Eckler’s Approach to 3-Year Planning Puts Customer Data, History to Work
Catalogers develop three-year plans for at least three reasons: to map out growth and customer acquisition plans; to develop financial goals; and because their bosses, investors or company-owning banks want to see such data. The theme of a session during the recent ACCM conference, held May19-22 in Kissimmee, Fla., on three-year planning centered primarily around speaker Charis Gaines, director, marketing planning and analysis for car parts cataloger Eckler Industries, who led the session along with consultant Gina Valentino of Hemisphere Marketing.
Gaines shared her three-year planning process at Eckler, which focuses on putting customer data to work when putting such plans together. Specifically, it focuses on the following:
* housefile health;
* prospecting; and

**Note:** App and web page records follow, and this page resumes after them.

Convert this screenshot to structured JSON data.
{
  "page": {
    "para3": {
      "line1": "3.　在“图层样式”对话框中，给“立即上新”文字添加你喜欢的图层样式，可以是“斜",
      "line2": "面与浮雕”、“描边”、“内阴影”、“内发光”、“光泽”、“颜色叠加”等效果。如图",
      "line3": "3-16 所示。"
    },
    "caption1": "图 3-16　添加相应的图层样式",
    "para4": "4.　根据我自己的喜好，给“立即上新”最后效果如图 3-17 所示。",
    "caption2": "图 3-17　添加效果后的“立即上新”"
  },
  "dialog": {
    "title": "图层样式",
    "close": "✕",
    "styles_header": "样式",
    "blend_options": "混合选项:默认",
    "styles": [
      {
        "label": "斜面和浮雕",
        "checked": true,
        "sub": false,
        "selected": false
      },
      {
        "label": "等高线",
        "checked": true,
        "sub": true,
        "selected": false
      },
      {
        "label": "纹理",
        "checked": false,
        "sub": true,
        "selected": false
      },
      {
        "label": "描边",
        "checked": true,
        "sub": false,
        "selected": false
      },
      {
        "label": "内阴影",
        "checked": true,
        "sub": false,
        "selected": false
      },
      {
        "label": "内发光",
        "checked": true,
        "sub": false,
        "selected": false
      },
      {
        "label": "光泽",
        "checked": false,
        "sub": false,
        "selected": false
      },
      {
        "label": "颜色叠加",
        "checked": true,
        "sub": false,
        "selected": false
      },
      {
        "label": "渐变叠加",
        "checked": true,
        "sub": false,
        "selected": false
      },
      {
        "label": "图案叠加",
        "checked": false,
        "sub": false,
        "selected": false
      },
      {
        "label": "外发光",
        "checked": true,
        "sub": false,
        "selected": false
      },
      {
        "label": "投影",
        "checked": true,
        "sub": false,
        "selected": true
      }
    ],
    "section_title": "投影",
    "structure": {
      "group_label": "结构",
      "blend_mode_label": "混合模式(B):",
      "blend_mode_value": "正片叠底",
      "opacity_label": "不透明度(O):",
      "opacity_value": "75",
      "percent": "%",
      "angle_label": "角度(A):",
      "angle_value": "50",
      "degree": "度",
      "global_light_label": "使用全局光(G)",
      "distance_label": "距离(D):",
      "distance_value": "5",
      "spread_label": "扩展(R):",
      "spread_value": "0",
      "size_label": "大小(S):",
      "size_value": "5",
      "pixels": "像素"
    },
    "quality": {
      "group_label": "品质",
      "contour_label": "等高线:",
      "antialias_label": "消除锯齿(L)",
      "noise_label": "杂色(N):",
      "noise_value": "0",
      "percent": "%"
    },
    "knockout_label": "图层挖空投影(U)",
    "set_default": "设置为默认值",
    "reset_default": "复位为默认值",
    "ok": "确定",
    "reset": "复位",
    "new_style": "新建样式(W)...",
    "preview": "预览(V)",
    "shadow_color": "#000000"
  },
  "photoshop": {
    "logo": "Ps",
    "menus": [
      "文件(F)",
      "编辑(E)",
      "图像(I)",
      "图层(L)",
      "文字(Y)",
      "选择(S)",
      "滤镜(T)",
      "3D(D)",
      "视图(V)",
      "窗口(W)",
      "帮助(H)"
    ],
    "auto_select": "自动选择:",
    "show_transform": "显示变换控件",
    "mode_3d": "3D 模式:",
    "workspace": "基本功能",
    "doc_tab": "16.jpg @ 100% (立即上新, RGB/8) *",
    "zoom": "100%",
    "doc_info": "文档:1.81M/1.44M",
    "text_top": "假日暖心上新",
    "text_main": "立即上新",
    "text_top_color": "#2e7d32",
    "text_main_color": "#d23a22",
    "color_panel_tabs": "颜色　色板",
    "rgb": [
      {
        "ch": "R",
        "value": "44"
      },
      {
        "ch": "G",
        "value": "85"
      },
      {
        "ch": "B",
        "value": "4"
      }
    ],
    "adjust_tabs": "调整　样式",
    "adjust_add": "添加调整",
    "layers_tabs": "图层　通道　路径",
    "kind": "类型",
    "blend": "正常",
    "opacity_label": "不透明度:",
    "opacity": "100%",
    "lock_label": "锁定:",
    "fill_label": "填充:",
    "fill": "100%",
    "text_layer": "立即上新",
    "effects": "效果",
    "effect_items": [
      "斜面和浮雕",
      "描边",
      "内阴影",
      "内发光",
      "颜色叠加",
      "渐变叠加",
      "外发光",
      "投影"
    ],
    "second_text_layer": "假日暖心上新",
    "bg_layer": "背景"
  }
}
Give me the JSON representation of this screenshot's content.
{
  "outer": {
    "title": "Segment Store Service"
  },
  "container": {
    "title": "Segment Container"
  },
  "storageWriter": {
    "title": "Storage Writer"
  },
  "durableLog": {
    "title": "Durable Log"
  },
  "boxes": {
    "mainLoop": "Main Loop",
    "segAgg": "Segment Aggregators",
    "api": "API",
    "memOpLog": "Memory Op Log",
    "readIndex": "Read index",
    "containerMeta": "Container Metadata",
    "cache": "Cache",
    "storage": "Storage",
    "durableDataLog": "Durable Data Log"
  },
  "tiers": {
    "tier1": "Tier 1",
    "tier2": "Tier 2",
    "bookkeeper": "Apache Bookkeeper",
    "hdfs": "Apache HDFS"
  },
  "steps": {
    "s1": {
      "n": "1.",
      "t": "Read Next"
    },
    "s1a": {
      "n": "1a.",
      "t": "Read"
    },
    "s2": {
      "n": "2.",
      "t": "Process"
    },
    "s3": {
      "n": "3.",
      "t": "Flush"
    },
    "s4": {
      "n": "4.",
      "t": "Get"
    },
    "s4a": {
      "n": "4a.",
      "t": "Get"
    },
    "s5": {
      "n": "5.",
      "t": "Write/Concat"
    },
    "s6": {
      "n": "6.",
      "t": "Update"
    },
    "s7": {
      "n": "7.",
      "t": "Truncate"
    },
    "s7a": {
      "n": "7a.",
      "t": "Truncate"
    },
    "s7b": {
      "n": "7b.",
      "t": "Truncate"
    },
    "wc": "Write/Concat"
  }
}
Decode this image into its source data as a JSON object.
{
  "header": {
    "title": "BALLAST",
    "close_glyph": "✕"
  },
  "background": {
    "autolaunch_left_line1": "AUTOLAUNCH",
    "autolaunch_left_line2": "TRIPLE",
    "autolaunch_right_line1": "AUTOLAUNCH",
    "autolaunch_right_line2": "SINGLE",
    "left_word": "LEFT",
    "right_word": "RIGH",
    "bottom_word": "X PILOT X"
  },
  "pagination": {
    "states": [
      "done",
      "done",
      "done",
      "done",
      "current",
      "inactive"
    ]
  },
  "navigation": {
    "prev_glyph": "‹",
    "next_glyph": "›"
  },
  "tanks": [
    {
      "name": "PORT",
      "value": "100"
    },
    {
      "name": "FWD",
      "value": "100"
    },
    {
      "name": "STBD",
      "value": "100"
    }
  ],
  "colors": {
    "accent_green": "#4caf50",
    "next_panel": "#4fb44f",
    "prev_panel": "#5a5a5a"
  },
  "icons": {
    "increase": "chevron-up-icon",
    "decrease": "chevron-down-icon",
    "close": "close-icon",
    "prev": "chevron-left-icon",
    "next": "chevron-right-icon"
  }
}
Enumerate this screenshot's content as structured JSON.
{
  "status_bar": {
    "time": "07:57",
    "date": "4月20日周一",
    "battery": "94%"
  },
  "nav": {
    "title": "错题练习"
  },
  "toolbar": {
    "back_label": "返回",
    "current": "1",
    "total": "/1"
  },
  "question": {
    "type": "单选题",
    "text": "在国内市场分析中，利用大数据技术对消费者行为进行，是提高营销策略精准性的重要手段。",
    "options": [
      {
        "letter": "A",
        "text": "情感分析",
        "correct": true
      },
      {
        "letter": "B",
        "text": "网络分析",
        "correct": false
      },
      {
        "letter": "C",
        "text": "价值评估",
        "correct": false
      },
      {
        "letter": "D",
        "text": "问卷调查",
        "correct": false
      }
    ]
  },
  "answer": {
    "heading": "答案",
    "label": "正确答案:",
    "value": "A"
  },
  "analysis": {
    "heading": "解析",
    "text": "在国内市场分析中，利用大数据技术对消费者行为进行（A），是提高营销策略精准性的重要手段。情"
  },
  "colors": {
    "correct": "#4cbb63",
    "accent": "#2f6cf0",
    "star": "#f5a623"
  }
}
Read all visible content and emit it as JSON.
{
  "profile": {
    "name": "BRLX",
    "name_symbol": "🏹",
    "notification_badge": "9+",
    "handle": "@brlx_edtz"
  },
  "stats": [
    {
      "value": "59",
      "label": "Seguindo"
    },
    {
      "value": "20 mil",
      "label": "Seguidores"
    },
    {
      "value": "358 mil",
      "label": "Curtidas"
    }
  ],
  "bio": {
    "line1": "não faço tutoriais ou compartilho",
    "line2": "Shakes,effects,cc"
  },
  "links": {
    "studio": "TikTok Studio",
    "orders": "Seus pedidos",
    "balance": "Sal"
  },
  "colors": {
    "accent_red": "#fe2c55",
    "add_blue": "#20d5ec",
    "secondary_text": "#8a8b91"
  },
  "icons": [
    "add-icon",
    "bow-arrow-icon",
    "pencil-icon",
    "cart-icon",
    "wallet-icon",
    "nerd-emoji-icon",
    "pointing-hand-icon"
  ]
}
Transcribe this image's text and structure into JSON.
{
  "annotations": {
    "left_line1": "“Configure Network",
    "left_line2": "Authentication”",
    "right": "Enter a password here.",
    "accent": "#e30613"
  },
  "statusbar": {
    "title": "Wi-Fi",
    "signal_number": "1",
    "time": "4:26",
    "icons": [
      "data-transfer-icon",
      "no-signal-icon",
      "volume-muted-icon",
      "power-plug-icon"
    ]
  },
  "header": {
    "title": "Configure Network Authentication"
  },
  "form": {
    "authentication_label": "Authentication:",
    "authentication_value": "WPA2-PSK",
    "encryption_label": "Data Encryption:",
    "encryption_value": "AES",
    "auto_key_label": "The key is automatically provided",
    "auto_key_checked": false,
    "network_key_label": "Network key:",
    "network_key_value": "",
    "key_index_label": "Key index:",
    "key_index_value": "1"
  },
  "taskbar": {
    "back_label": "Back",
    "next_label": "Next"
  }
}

In examining your housefile, determine how deeply you’ll profitably mail your file, Gaines said, and which of your requesters and prospects have the greatest propensity to respond to your offers. To get to this point, it’s best to know who your buyers, requesters and prospects are and how they respond to your offers.
As for segmentation, Gaines and Valentino recommended the following good/better/best scenario.
Good: divide your file into measurable buckets;
Better: use RFM to segment your file and measure the performance of buyers, prospects and requesters; and
Best: use RFM and other data, such as modeling, optimization or product purchase attributes, to further determine the best records to contact over the course of a year.
“Once you’ve started segmenting,” Gaines said, “you can use tools like RFM. At Eckler’s, when I first got there, we were divided into zero to three months and six-month buyers. This worked for years, but response [ultimately] went down. So we started doing more RFM, looking at buyers by segmenting, and started to see which segments we could drop out, because they weren’t profitable.”